  • T.W T.W on Sep 25, 2011

    If you have two kids a good car,or a wagon, would be the default choice. But three kids or more and you can't beat a minivan, but you could make a case for the Mazda 5, Kia 5 or the Orlando for most families. The biggest problem with today's minivans is they're not so mini anymore, not to mention they're ugly with the Nissan Quest being right on top of that list IMHO.

  • Dave M. IMO this was the last of the solidly built MBs. Yes, they had the environmentally friendly disintegrating wiring harness, but besides that the mechanicals are pretty solid. I just bought my "forever" car (last new daily driver that'll ease me into retirement), but a 2015-16 E Class sedan is on my bucket list for future purchase. Beautiful design....

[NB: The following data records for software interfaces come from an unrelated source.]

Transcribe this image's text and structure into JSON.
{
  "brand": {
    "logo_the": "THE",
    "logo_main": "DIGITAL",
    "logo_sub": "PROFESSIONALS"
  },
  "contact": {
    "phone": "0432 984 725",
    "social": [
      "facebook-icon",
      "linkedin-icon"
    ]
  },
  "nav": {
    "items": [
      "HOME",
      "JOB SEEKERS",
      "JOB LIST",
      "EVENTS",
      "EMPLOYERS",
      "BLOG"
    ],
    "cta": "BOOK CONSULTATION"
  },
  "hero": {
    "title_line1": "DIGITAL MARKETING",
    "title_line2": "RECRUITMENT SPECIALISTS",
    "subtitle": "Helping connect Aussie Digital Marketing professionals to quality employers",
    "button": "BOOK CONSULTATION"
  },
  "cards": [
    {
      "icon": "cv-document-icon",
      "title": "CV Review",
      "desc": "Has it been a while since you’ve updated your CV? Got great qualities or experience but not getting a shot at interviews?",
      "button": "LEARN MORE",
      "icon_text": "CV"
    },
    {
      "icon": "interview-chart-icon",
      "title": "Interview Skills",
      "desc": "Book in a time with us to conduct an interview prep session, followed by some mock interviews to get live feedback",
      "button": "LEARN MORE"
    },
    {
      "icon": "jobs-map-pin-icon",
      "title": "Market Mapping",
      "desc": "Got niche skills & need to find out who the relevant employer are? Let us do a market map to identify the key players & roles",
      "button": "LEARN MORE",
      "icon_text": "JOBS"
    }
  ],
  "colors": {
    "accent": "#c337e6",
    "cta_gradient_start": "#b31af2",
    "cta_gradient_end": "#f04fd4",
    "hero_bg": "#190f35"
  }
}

  • Rochester After years of self-driving being in the news, I still don't understand the psychology behind it. Not only don't I want this, but I find the idea absurd.
  • Douglas This timeframe of Mercedes has the self-disintegrating engine wiring harness. Not just the W124, but all of them from the early 90's. Only way to properly fix it is to replace it, which I understand to be difficult to find a new one/do it/pay for. Maybe others have actual experience with doing so and can give better hope. On top of that, it's a NH car with "a little bit of rust", which means to about anyone else in the USA it is probably the rustiest W124 they have ever seen. This is probably a $3000 car on a good day.
  • Formula m How many Hyundai and Kia’s do not have the original engine block it left the factory with 10yrs prior?
  • 1995 SC I will say that year 29 has been a little spendy on my car (Motor Mounts, Injectors and a Supercharger Service since it had to come off for the injectors, ABS Pump and the tool to cycle the valves to bleed the system, Front Calipers, rear pinion seal, transmission service with a new pan that has a drain, a gaggle of capacitors to fix the ride control module and a replacement amplifier for the stereo. Still needs an exhaust manifold gasket. The front end got serviced in year 28. On the plus side blank cassettes are increasingly easy to find so I have a solid collection of 90 minute playlists.